With National Science Foundation support, Drs. Shobhana Chelliah and Willem de Reuse will conduct three years of linguistic research on Western Apache, a Native American language spoken by approximately 13,000 people in central and eastern Arizona. Tribal members, educators, and linguists have been concerned about the loss of Western Apache, a language that has played a major role in the culture and history of the American Southwest. At present, less than 3% of Apache children are acquiring Western Apache as a first language, and thus the language may no longer be spoken by the end of this century. This project will result in the first comprehensive dictionary of the language. This dictionary will provide reliable and consistent spellings, attestations of words no longer used, grammatical analyses, full conjugations for the verbs, and example sentences for each word.

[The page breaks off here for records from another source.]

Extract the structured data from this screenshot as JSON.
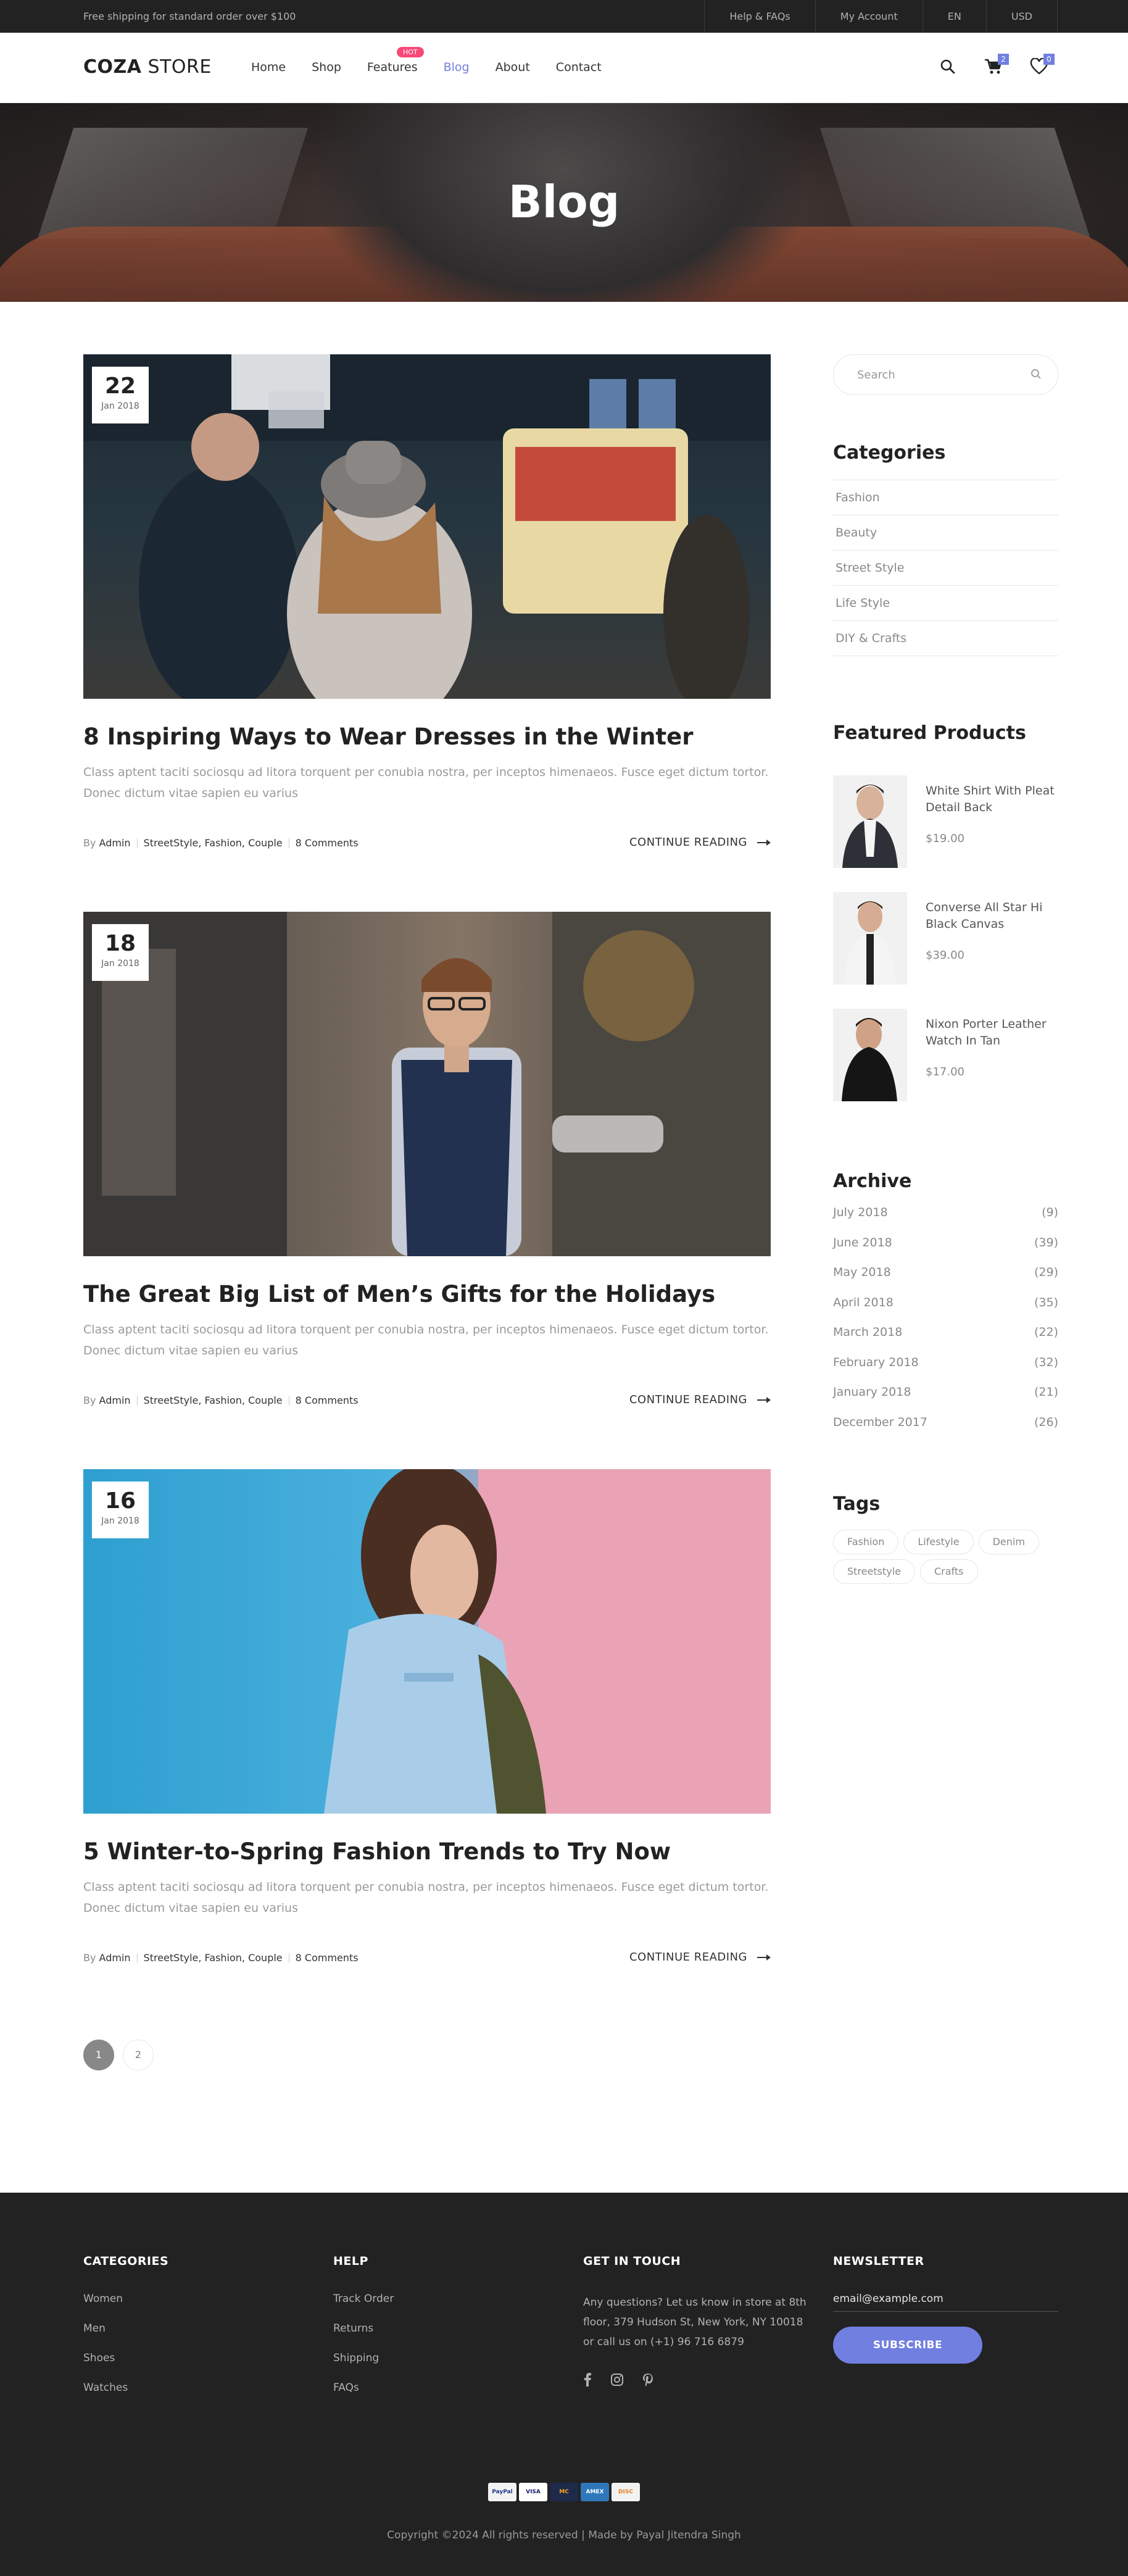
{
  "topbar": {
    "shipping_text": "Free shipping for standard order over $100",
    "links": [
      "Help & FAQs",
      "My Account",
      "EN",
      "USD"
    ]
  },
  "header": {
    "logo_bold": "COZA",
    "logo_light": " STORE",
    "nav": [
      {
        "label": "Home",
        "active": false
      },
      {
        "label": "Shop",
        "active": false
      },
      {
        "label": "Features",
        "active": false,
        "badge": "HOT"
      },
      {
        "label": "Blog",
        "active": true
      },
      {
        "label": "About",
        "active": false
      },
      {
        "label": "Contact",
        "active": false
      }
    ],
    "cart_count": "2",
    "wishlist_count": "0",
    "accent_color": "#717fe0"
  },
  "hero": {
    "title": "Blog"
  },
  "posts": [
    {
      "day": "22",
      "month": "Jan 2018",
      "title": "8 Inspiring Ways to Wear Dresses in the Winter",
      "excerpt": "Class aptent taciti sociosqu ad litora torquent per conubia nostra, per inceptos himenaeos. Fusce eget dictum tortor. Donec dictum vitae sapien eu varius",
      "by": "By",
      "author": "Admin",
      "tags": "StreetStyle, Fashion, Couple",
      "comments": "8 Comments",
      "read_more": "CONTINUE READING"
    },
    {
      "day": "18",
      "month": "Jan 2018",
      "title": "The Great Big List of Men’s Gifts for the Holidays",
      "excerpt": "Class aptent taciti sociosqu ad litora torquent per conubia nostra, per inceptos himenaeos. Fusce eget dictum tortor. Donec dictum vitae sapien eu varius",
      "by": "By",
      "author": "Admin",
      "tags": "StreetStyle, Fashion, Couple",
      "comments": "8 Comments",
      "read_more": "CONTINUE READING"
    },
    {
      "day": "16",
      "month": "Jan 2018",
      "title": "5 Winter-to-Spring Fashion Trends to Try Now",
      "excerpt": "Class aptent taciti sociosqu ad litora torquent per conubia nostra, per inceptos himenaeos. Fusce eget dictum tortor. Donec dictum vitae sapien eu varius",
      "by": "By",
      "author": "Admin",
      "tags": "StreetStyle, Fashion, Couple",
      "comments": "8 Comments",
      "read_more": "CONTINUE READING"
    }
  ],
  "pagination": {
    "pages": [
      "1",
      "2"
    ],
    "current": "1"
  },
  "sidebar": {
    "search_placeholder": "Search",
    "categories_title": "Categories",
    "categories": [
      "Fashion",
      "Beauty",
      "Street Style",
      "Life Style",
      "DIY & Crafts"
    ],
    "featured_title": "Featured Products",
    "featured": [
      {
        "name": "White Shirt With Pleat Detail Back",
        "price": "$19.00"
      },
      {
        "name": "Converse All Star Hi Black Canvas",
        "price": "$39.00"
      },
      {
        "name": "Nixon Porter Leather Watch In Tan",
        "price": "$17.00"
      }
    ],
    "archive_title": "Archive",
    "archive": [
      {
        "month": "July 2018",
        "count": "(9)"
      },
      {
        "month": "June 2018",
        "count": "(39)"
      },
      {
        "month": "May 2018",
        "count": "(29)"
      },
      {
        "month": "April 2018",
        "count": "(35)"
      },
      {
        "month": "March 2018",
        "count": "(22)"
      },
      {
        "month": "February 2018",
        "count": "(32)"
      },
      {
        "month": "January 2018",
        "count": "(21)"
      },
      {
        "month": "December 2017",
        "count": "(26)"
      }
    ],
    "tags_title": "Tags",
    "tags": [
      "Fashion",
      "Lifestyle",
      "Denim",
      "Streetstyle",
      "Crafts"
    ]
  },
  "footer": {
    "categories_title": "CATEGORIES",
    "categories": [
      "Women",
      "Men",
      "Shoes",
      "Watches"
    ],
    "help_title": "HELP",
    "help": [
      "Track Order",
      "Returns",
      "Shipping",
      "FAQs"
    ],
    "contact_title": "GET IN TOUCH",
    "contact_text": "Any questions? Let us know in store at 8th floor, 379 Hudson St, New York, NY 10018 or call us on (+1) 96 716 6879",
    "newsletter_title": "NEWSLETTER",
    "email_placeholder": "email@example.com",
    "subscribe_label": "SUBSCRIBE",
    "payment_icons": [
      "paypal-icon",
      "visa-icon",
      "mastercard-icon",
      "amex-icon",
      "discover-icon"
    ],
    "payment_labels": [
      "PayPal",
      "VISA",
      "MC",
      "AMEX",
      "DISC"
    ],
    "copyright": "Copyright ©2024 All rights reserved | Made by Payal Jitendra Singh"
  }
}
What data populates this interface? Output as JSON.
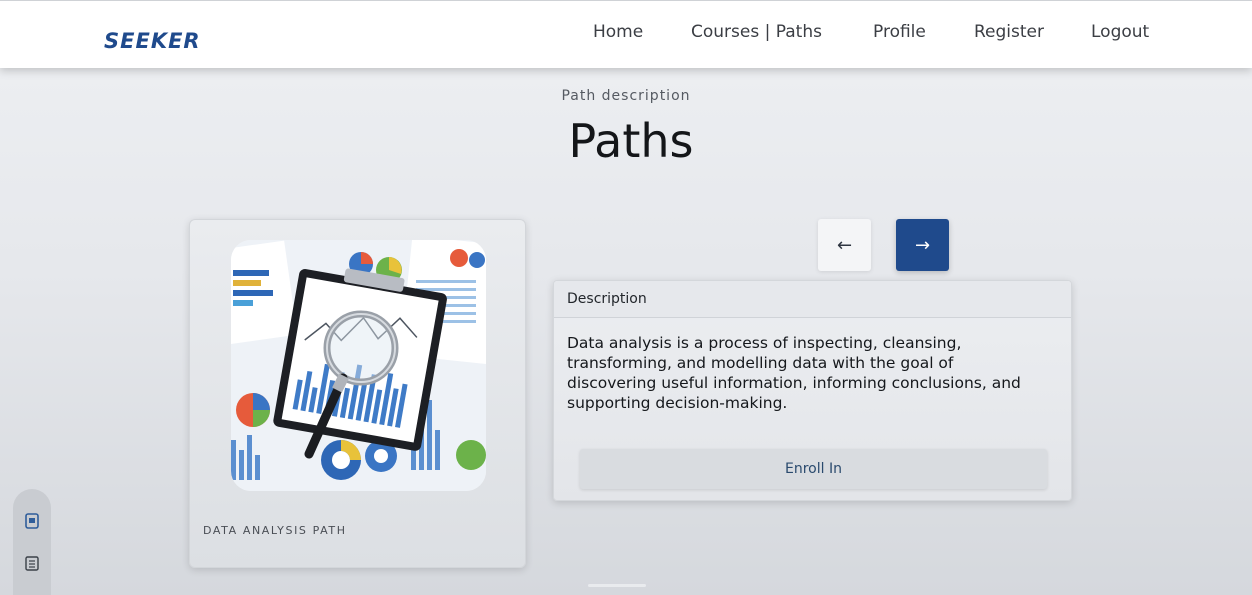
{
  "nav": {
    "logo": "SEEKER",
    "links": [
      "Home",
      "Courses | Paths",
      "Profile",
      "Register",
      "Logout"
    ]
  },
  "header": {
    "eyebrow": "Path description",
    "title": "Paths"
  },
  "path_card": {
    "label": "DATA ANALYSIS PATH",
    "image": "data-analysis-image"
  },
  "carousel": {
    "prev_icon": "arrow-left-icon",
    "next_icon": "arrow-right-icon",
    "prev_glyph": "←",
    "next_glyph": "→"
  },
  "description": {
    "heading": "Description",
    "text": "Data analysis is a process of inspecting, cleansing, transforming, and modelling data with the goal of discovering useful information, informing conclusions, and supporting decision-making.",
    "enroll_label": "Enroll In"
  },
  "colors": {
    "brand": "#1f4a8c",
    "background": "#e6e8ec",
    "card": "#e3e5e9"
  }
}
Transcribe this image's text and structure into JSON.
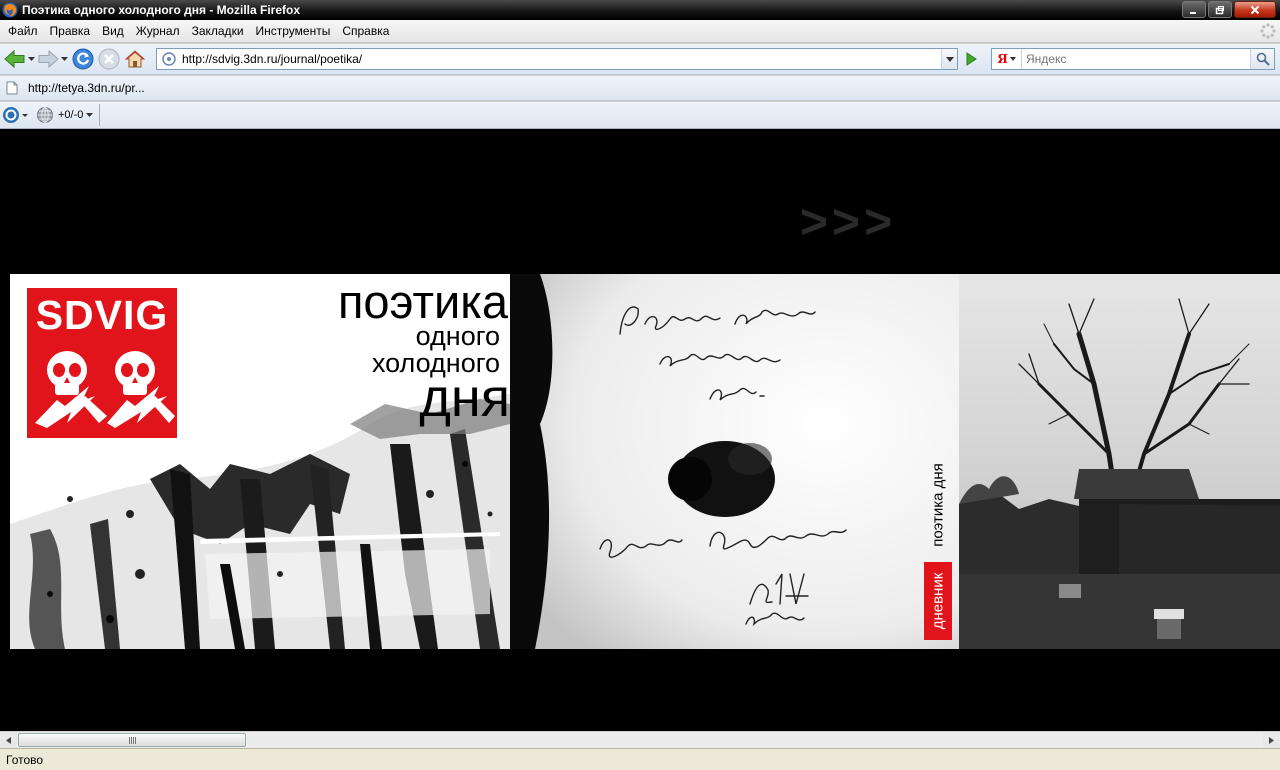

This project is significant for several reasons. The Western Apache Dictionary will be used for the design and implementation of language revitalization and teaching programs. It will be made available in paper and electronic format, allowing for the generation of supplementary children's and learners' dictionaries. The dictionary will also be a reference for linguists interested in the structure of non-western languages or in comparing Apache with related languages such as Navajo. Anthropologists and ethnohistorians may also use these materials.